“The state of Tennessee decided to execute a mentally ill person. They knew he was mentally ill and that he had been an abused child, but they decided to go forward with Tennessee’s first execution in 40 years,” says the Rev. Joe Ingall, who came to know Coe during his years of incarceration on death row. “This case was all about the politics of death, not about justice. They needed to kill somebody, so they killed Robert.”
After years of clamping down on death row inmates’ right of appeal, the Supreme Court seems to have lightened up in recent months, making capital-punishment cases a little harder to win and a little easier to challenge. Besides its ruling that juries alone can vote for a death sentence, the court more recently lowered the standard of proof for death row inmates seeking to claim that their jury panels were unconstitutionally purged of minority jurors. The court also criticized the 5th Circuit Court of Appeals and lower federal courts in the district for accepting without question the rulings and procedures of state courts in death penalty cases, suggesting that “technicalities,” which can be life-or-death matters in capital cases such as Coe’s and Williams’, while an important aspect of American jurisprudence, are not clear-cut matters of fact.
Finally, the court ruled that retarded people should not be executed, though it left unresolved how lower courts should determine what constitutes retardation.

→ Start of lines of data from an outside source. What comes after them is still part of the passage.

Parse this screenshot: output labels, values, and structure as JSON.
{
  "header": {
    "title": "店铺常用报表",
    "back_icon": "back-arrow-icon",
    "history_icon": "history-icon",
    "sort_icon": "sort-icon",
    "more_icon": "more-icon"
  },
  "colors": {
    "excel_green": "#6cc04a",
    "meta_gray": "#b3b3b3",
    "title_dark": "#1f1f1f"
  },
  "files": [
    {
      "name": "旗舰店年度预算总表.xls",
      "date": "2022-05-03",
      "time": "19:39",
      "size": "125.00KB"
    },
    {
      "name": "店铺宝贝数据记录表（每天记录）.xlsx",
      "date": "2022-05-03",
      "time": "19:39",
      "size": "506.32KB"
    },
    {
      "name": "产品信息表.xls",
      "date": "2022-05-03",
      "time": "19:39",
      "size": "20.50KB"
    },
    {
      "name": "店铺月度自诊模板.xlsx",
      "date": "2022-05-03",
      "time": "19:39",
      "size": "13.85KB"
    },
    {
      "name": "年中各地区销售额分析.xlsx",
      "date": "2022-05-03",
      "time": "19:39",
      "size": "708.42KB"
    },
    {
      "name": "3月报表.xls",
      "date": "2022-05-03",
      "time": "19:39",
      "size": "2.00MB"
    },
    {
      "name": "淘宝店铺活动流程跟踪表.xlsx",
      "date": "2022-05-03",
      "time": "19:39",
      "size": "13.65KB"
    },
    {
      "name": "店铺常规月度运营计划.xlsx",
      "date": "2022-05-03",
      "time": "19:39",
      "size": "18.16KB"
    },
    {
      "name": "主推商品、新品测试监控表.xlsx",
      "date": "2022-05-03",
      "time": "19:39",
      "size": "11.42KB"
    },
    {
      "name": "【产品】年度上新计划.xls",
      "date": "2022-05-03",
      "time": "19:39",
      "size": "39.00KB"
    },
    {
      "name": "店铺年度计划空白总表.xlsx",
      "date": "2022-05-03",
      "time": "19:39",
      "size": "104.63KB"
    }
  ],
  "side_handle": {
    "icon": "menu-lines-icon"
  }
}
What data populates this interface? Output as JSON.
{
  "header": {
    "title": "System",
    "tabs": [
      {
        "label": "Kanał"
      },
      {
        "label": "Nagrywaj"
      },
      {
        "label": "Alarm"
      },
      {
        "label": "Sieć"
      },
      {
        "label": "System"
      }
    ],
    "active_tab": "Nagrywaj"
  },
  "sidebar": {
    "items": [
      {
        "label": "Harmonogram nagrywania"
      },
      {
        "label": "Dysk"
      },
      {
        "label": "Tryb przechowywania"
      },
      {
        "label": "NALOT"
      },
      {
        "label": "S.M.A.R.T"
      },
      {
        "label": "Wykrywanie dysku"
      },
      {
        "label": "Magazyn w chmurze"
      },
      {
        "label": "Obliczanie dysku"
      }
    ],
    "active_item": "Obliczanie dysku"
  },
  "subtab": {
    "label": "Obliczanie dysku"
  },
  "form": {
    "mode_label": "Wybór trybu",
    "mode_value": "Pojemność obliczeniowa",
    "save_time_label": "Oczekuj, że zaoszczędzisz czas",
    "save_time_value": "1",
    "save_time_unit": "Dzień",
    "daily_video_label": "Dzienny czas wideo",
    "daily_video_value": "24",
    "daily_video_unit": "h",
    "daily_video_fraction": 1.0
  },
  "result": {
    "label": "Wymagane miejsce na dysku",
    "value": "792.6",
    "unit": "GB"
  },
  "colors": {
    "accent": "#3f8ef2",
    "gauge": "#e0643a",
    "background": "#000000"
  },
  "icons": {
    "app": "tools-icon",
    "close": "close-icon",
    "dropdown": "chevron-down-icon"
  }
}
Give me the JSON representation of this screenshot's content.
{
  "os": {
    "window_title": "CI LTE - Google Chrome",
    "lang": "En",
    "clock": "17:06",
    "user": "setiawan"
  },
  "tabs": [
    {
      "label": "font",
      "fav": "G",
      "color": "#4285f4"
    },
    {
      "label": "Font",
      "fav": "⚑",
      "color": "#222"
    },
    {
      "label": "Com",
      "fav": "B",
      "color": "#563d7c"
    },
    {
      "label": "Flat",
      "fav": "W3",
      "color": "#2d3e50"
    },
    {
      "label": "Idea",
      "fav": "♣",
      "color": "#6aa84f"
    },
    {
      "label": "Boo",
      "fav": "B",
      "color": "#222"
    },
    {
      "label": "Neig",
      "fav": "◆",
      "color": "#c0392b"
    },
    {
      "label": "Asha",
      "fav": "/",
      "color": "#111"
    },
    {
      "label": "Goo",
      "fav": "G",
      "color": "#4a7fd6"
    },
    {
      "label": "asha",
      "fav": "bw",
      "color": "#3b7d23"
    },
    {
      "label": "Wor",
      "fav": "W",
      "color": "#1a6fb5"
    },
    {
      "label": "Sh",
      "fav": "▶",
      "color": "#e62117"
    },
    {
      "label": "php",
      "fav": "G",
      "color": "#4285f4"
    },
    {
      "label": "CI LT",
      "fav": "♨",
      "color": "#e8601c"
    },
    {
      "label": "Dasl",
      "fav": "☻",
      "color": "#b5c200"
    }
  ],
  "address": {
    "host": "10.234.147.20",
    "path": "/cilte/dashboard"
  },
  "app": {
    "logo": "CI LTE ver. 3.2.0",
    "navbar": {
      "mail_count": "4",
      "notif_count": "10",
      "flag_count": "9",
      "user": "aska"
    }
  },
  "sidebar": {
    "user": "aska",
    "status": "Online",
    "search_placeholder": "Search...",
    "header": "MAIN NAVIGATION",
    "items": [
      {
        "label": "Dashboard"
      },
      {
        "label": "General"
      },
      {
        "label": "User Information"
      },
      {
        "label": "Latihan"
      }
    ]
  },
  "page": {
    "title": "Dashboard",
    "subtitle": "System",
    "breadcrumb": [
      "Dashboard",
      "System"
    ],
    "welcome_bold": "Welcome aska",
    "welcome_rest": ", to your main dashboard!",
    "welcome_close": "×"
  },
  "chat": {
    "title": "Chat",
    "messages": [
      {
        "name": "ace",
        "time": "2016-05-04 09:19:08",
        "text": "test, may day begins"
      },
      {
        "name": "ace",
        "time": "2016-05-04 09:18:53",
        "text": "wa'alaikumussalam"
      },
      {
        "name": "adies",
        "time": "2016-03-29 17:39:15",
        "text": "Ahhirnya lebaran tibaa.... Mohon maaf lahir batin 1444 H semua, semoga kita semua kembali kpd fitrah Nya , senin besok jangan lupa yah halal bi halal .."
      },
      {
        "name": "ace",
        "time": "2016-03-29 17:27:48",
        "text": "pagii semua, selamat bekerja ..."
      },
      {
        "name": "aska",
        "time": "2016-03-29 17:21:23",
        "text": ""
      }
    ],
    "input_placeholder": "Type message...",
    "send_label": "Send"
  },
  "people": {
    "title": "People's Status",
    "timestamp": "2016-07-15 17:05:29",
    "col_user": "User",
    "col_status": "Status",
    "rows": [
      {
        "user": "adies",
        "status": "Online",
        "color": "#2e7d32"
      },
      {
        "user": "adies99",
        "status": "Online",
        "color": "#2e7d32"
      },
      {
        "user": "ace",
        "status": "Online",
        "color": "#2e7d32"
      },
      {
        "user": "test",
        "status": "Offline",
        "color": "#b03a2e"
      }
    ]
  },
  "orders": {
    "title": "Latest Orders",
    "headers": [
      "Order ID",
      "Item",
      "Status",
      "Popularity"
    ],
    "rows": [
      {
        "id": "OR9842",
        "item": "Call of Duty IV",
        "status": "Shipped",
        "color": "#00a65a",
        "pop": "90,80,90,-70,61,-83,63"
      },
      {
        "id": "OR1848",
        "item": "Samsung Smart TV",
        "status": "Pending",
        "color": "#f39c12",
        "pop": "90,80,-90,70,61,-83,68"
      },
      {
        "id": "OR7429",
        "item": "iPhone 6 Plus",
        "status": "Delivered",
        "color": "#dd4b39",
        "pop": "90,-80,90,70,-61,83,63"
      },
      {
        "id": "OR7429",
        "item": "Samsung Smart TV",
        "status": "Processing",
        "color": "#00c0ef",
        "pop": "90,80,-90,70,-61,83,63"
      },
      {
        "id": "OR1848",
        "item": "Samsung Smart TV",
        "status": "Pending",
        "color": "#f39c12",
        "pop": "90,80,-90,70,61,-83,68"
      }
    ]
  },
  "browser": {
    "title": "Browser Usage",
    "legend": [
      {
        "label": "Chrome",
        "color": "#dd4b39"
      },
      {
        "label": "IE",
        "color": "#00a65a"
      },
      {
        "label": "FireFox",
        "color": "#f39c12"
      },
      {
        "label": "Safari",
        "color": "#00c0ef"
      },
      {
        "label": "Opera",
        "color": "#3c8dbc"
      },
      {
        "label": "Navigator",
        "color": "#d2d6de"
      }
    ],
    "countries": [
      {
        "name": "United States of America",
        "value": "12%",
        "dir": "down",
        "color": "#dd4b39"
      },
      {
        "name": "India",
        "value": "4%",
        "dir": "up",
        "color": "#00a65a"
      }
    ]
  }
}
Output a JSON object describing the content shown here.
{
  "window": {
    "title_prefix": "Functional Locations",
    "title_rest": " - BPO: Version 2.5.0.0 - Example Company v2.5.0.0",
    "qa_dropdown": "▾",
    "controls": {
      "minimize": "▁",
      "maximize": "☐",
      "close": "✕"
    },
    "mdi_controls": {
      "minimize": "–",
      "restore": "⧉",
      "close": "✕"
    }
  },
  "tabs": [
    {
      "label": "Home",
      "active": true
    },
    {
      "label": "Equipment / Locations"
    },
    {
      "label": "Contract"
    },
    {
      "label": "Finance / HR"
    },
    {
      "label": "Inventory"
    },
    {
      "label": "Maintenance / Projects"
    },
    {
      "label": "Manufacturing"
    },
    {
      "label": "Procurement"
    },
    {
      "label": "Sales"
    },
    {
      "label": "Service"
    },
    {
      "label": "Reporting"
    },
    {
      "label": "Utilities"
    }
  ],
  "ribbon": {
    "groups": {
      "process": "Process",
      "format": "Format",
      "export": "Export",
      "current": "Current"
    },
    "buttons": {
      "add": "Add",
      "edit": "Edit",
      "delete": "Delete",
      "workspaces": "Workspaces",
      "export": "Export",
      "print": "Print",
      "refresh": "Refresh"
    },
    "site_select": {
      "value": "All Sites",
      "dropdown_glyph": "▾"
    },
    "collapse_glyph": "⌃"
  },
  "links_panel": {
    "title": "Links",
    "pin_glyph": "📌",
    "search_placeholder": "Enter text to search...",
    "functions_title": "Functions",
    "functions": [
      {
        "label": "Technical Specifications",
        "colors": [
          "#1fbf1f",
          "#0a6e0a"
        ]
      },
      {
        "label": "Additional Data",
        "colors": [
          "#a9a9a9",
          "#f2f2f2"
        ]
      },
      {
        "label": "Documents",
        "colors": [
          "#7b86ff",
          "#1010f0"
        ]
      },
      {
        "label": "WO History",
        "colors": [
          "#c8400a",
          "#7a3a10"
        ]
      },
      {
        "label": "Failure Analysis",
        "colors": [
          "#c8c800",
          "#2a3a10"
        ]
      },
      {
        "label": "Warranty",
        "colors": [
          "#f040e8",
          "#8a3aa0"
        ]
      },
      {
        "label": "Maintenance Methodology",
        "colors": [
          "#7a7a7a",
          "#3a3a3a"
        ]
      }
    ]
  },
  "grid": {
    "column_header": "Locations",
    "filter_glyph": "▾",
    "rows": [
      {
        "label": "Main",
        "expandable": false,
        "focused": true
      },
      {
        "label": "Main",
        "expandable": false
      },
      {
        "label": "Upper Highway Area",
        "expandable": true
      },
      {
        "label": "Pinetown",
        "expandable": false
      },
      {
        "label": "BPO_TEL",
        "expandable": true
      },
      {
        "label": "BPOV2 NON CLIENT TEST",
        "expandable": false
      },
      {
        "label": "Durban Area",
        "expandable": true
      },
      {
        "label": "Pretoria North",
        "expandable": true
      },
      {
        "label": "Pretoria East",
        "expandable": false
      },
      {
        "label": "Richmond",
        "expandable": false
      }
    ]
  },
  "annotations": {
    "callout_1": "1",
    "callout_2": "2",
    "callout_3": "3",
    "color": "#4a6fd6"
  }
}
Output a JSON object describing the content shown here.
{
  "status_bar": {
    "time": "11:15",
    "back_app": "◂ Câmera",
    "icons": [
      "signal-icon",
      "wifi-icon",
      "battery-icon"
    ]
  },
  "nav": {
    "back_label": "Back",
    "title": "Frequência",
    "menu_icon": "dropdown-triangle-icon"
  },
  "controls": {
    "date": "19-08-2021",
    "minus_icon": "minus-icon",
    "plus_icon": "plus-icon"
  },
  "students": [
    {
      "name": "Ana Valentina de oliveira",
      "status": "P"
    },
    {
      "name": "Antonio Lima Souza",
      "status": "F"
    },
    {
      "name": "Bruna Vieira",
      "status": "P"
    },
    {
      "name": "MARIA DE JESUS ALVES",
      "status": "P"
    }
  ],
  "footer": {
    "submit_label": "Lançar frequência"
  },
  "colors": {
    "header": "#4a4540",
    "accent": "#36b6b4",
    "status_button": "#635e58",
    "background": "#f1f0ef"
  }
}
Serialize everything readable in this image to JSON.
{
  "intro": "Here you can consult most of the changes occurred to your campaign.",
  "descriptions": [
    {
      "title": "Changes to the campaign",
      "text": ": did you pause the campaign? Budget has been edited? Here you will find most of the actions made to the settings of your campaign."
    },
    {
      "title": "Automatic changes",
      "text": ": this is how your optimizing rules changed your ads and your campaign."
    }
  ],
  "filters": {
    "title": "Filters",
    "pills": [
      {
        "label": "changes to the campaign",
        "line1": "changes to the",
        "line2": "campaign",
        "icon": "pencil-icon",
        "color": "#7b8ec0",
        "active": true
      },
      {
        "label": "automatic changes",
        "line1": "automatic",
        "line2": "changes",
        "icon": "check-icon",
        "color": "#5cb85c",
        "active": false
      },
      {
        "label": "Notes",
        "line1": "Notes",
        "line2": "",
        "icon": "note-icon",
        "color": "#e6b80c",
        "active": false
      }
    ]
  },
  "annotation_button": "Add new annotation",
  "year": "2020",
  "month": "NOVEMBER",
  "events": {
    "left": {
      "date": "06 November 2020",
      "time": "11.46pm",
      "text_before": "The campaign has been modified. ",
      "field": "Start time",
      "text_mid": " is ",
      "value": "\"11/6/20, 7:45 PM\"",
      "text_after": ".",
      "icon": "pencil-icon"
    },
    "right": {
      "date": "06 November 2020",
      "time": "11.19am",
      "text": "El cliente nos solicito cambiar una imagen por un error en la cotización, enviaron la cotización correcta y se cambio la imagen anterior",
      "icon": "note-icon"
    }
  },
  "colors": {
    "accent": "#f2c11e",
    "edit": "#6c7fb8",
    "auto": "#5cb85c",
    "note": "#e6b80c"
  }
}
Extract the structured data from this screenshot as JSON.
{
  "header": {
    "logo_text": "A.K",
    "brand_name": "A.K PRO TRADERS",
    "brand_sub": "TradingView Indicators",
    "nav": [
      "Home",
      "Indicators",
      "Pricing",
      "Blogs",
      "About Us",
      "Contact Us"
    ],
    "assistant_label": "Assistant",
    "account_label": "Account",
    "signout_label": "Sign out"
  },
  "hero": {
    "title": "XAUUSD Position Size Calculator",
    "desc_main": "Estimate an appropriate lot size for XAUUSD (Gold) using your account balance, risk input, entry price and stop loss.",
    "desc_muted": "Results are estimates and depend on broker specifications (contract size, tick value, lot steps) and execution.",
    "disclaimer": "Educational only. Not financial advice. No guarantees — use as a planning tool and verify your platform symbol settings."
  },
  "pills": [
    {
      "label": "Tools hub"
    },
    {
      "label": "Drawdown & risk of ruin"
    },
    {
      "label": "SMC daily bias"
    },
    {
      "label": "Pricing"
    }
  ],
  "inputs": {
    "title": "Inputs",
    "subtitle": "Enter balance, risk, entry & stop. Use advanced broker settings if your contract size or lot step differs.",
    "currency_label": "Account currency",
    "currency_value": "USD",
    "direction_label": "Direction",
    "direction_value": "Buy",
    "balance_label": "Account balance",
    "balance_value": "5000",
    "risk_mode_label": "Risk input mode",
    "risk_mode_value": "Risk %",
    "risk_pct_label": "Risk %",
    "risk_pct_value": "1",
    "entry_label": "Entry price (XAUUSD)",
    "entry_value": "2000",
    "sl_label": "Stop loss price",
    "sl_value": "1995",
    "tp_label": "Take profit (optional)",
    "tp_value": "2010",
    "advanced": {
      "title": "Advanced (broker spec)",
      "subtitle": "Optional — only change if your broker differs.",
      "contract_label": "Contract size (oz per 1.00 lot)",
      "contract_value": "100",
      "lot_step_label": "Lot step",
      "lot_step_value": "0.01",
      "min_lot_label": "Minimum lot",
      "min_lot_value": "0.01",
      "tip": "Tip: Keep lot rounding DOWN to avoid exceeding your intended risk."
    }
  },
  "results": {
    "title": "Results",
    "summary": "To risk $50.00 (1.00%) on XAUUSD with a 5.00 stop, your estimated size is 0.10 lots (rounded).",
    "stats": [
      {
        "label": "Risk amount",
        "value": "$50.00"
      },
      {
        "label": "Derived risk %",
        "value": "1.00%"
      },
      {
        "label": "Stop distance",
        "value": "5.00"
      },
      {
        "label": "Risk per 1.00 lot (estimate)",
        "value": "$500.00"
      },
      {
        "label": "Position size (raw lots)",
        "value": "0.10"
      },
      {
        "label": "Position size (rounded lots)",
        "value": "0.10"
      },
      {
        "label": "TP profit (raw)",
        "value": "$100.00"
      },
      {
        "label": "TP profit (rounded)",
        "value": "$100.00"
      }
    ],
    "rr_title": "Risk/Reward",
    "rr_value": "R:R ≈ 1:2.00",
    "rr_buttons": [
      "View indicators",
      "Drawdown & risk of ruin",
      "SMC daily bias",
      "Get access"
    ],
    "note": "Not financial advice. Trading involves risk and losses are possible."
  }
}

But capital-punishment critics like Liebman, and even death penalty advocates like Blecker, argue that the problem of errors, in both the guilt and sentencing phases of capital cases, will continue to plague the system, at huge cost — both psychological and financial — to society and to inmates, and to the families of victims and inmates.
“Everybody loses,” says David Elliott, a spokesman for the National Coalition to Abolish the Death Penalty. “Remember that people on death row have relatives, and those relatives are losing a loved one. And the victim’s relatives have to live through years of trials and hearings. And then there’s the prisoner,” he adds. “If he’s executed because of a sentencing error, that’s terrible, but even if the error is eventually corrected, he has lived under the threat of death for years. We have seen these people, and afterwards many of them have something resembling post-traumatic stress disorder. They can’t adjust to the reality that they aren’t going to die.”
Both Liebman and Blecker suggest that the quickest way to reduce these errors would be to ensure that all capital murder defendants are provided the resources to put on an adequate defense, and for legislatures and prosecutors to narrow the range of crimes that allow for a death penalty.
But mandating adequate defense counsel in capital cases is costly, and in most states, the burden of financing first-class defense counsel and appellate counsel for capital cases would fall on already strapped local governments. Raising taxes is always a hard sell. Raising them in order to help capital defendants beat the rap, or to help convicted killers contest their convictions or their sentences is an even harder sell. Yet critics of the system say something has to be done.
“When you have a death penalty system, and you start diluting it by executing people who don’t deserve to die while not executing others who do, it means the system is breaking down,” says Liebman. “What’s needed is more honesty about what’s happening. We have to have a commitment to get rid of all the error.”
This story has been corrected since it was originally published.